(b) each attachment member means having a first portion parallel to the other, located immediately adjacent said object and spaced a greater dimension than the dimension between the centers of said apertures,
(c) each of said attachment member means being configured to provide a panel surface engaging portion means each located in an area bounded by said parallel spaced first portions,
(d) said attachment member means having an entering end portion,
(e) and said attachment member means having an olfset intermediate portion between said entering end and said first portion, said intermediate portion having a cross-sectional dimension less than the predetermined size of the complementary panel apertures and being individually configured to engage the margins of individual apertures at spaced points as measured along the axis of said apertures to impart stability in mounting said object to said panel.
3. An article of manufacture, comprising a component (a) having a pair of substantially constant diameter terminal wire means electrically and physically attached thereto in generally depending relation, for attaching said component to a printed circuit board panel prior to soldering thereof, said panel haivng a top and bottom surface one of which has an electric circuit printed thereon and a pair of spaced bores formed therethrough of substantially the same predetermined diameter, said spaced bores being arranged to be adjacent to dilferent portions of said electric circuit,
(b) said terminal wire means each having a first portion adjacent said component which are spaced apart a greater dimension than the dimension between the centers of said apertures,
(0) each of said terminal wire means having a second portion connected to said first portion and extending generally toward each other,
(d) each of said terminal wire means having an entering end portion spaced from said second portion, (e) and each of said terminal wire means having an offset intermediate portion means connecting said entering end and second portions, said offset intermediate portion means having a cross-sectional dimension less than said predetermined diameter and each respectively being configured to engage the margins of one of said pair of apertures at spaced points adjacent the top and bottom surfaces of a panel to impart stability in mounting said component prior to soldering thereof.

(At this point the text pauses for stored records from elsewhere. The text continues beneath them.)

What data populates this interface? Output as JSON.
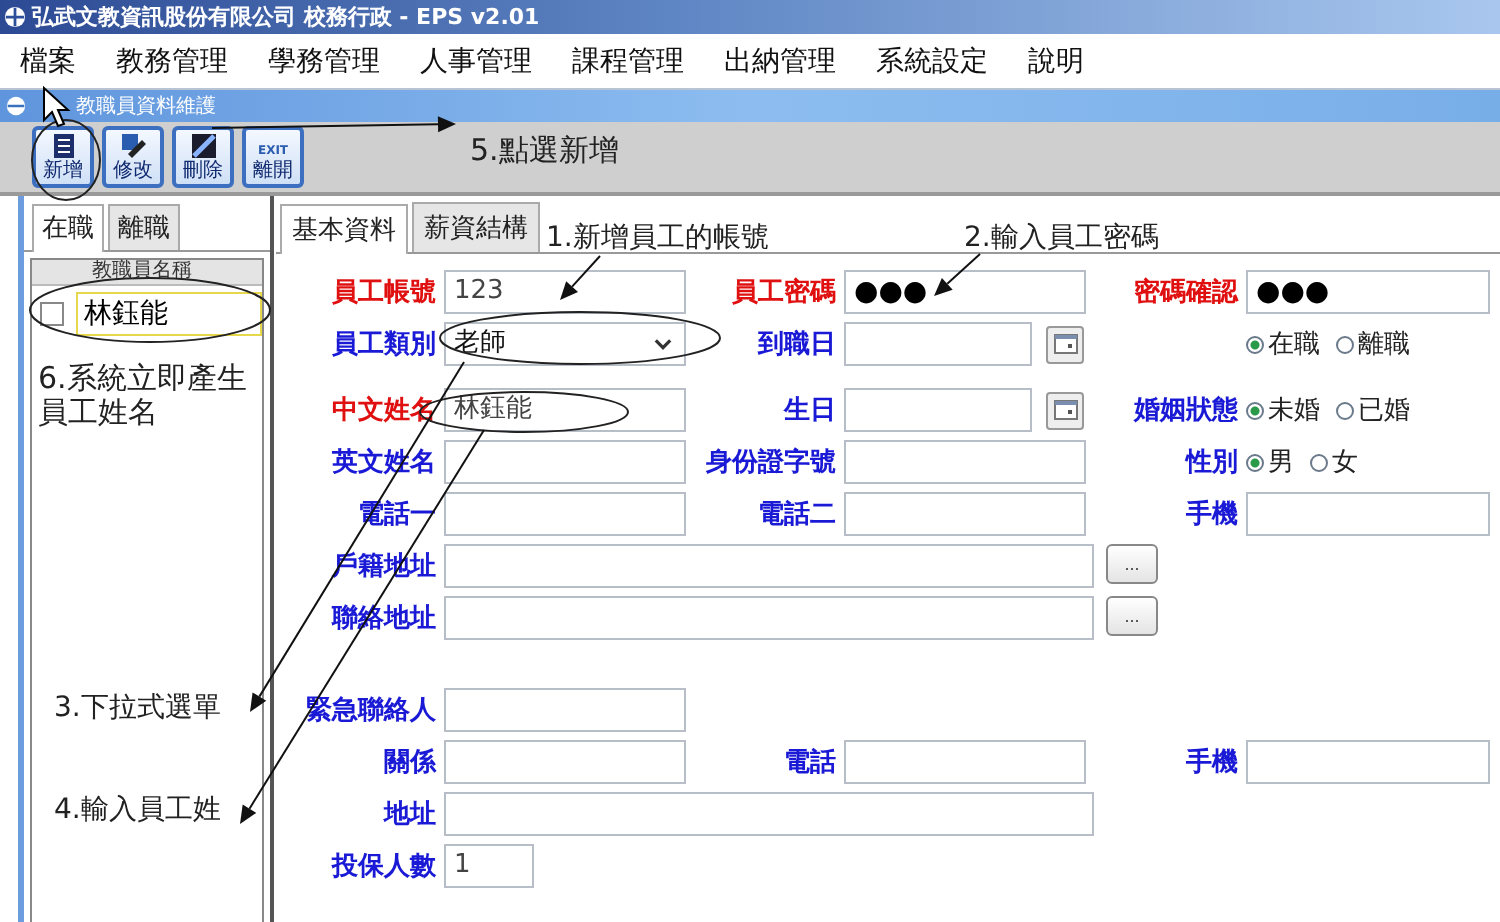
{
  "window": {
    "title": "弘武文教資訊股份有限公司 校務行政 - EPS v2.01"
  },
  "menu": [
    "檔案",
    "教務管理",
    "學務管理",
    "人事管理",
    "課程管理",
    "出納管理",
    "系統設定",
    "說明"
  ],
  "subwindow": {
    "title": "教職員資料維護"
  },
  "toolbar": [
    {
      "kind": "new",
      "label": "新增"
    },
    {
      "kind": "edit",
      "label": "修改"
    },
    {
      "kind": "delete",
      "label": "刪除"
    },
    {
      "kind": "exit",
      "label": "離開",
      "badge": "EXIT"
    }
  ],
  "sidebar": {
    "tabs": [
      {
        "label": "在職",
        "selected": true
      },
      {
        "label": "離職",
        "selected": false
      }
    ],
    "column": "教職員名稱",
    "rows": [
      {
        "name": "林鈺能",
        "checked": false
      }
    ]
  },
  "form": {
    "tabs": [
      {
        "label": "基本資料",
        "selected": true
      },
      {
        "label": "薪資結構",
        "selected": false
      }
    ],
    "sections": [
      [
        [
          {
            "label": "員工帳號",
            "required": true,
            "kind": "text",
            "value": "123"
          },
          {
            "label": "員工密碼",
            "required": true,
            "kind": "password",
            "value": "●●●"
          },
          {
            "label": "密碼確認",
            "required": true,
            "kind": "password",
            "value": "●●●"
          }
        ],
        [
          {
            "label": "員工類別",
            "required": false,
            "kind": "select",
            "value": "老師"
          },
          {
            "label": "到職日",
            "required": false,
            "kind": "date"
          },
          {
            "kind": "radio",
            "options": [
              {
                "label": "在職",
                "selected": true
              },
              {
                "label": "離職",
                "selected": false
              }
            ]
          }
        ]
      ],
      [
        [
          {
            "label": "中文姓名",
            "required": true,
            "kind": "text",
            "value": "林鈺能"
          },
          {
            "label": "生日",
            "required": false,
            "kind": "date"
          },
          {
            "label": "婚姻狀態",
            "required": false,
            "kind": "radio",
            "options": [
              {
                "label": "未婚",
                "selected": true
              },
              {
                "label": "已婚",
                "selected": false
              }
            ]
          }
        ],
        [
          {
            "label": "英文姓名",
            "required": false,
            "kind": "text"
          },
          {
            "label": "身份證字號",
            "required": false,
            "kind": "text"
          },
          {
            "label": "性別",
            "required": false,
            "kind": "radio",
            "options": [
              {
                "label": "男",
                "selected": true
              },
              {
                "label": "女",
                "selected": false
              }
            ]
          }
        ],
        [
          {
            "label": "電話一",
            "required": false,
            "kind": "text"
          },
          {
            "label": "電話二",
            "required": false,
            "kind": "text"
          },
          {
            "label": "手機",
            "required": false,
            "kind": "text"
          }
        ],
        [
          {
            "label": "戶籍地址",
            "required": false,
            "kind": "address",
            "button": "..."
          }
        ],
        [
          {
            "label": "聯絡地址",
            "required": false,
            "kind": "address",
            "button": "..."
          }
        ]
      ],
      [
        [
          {
            "label": "緊急聯絡人",
            "required": false,
            "kind": "text"
          }
        ],
        [
          {
            "label": "關係",
            "required": false,
            "kind": "text"
          },
          {
            "label": "電話",
            "required": false,
            "kind": "text"
          },
          {
            "label": "手機",
            "required": false,
            "kind": "text"
          }
        ],
        [
          {
            "label": "地址",
            "required": false,
            "kind": "address"
          }
        ],
        [
          {
            "label": "投保人數",
            "required": false,
            "kind": "number",
            "value": "1"
          }
        ]
      ]
    ]
  },
  "annotations": [
    {
      "text": "1.新增員工的帳號"
    },
    {
      "text": "2.輸入員工密碼"
    },
    {
      "text": "3.下拉式選單"
    },
    {
      "text": "4.輸入員工姓"
    },
    {
      "text": "5.點選新增"
    },
    {
      "text": "6.系統立即產生員工姓名"
    }
  ]
}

4. The device set forth in claim 2 wherein said first portion of said attachment member means are disposed on opposite sides of the common center line of said apertures upon assembly of said object to said panel.
5. The device set forth in claim 4 wherein said intermediate portions extend generally transverse to and h across the common center line of said apertures from opposite sides thereof.
6. The article set forth in claim 3 wherein said second portions each have parts which are spaced from each other by a dimension greaterthan the greatest dimension between any points on the respective margins of said bores adjacent one surface of said panel.
7. The article set forth in claim 3 wherein said second portions each extend toward each other to a point beyond the closest adjacent marginal edges of said bores in said panel.
8. The article set forth in claim 3 wherein said second portions each extend toward each other to a point substantially adjacent to the centers of said respective bores to which said terminal wire means are to be assembled.
9. The article set forth in claim 8 wherein said offset intermediate portion means. of said terminal wire means extend through the axis of the respective bores and across a plane common to the axis of both bores from opposite sides thereof to engage the margins of said respective bores at points thereon representing substantially mirror images of each other.
References Cited by the Examiner V UNITED STATES PATENTS 2,587,568 2/52 Eisler 33917 2,754,486 7/56 Hathorne 317-101 2,777,193 1/57 Albl'ight 317-101 2,898,518 8/59 Lynn 317-101 2,902,629 9/59 Little 317-101 3,056,939 10/62 Rayburn 31717 JOHN F. BURNS, Primary Examiner.
r SAMUEL BURNSTEIN, Examiner.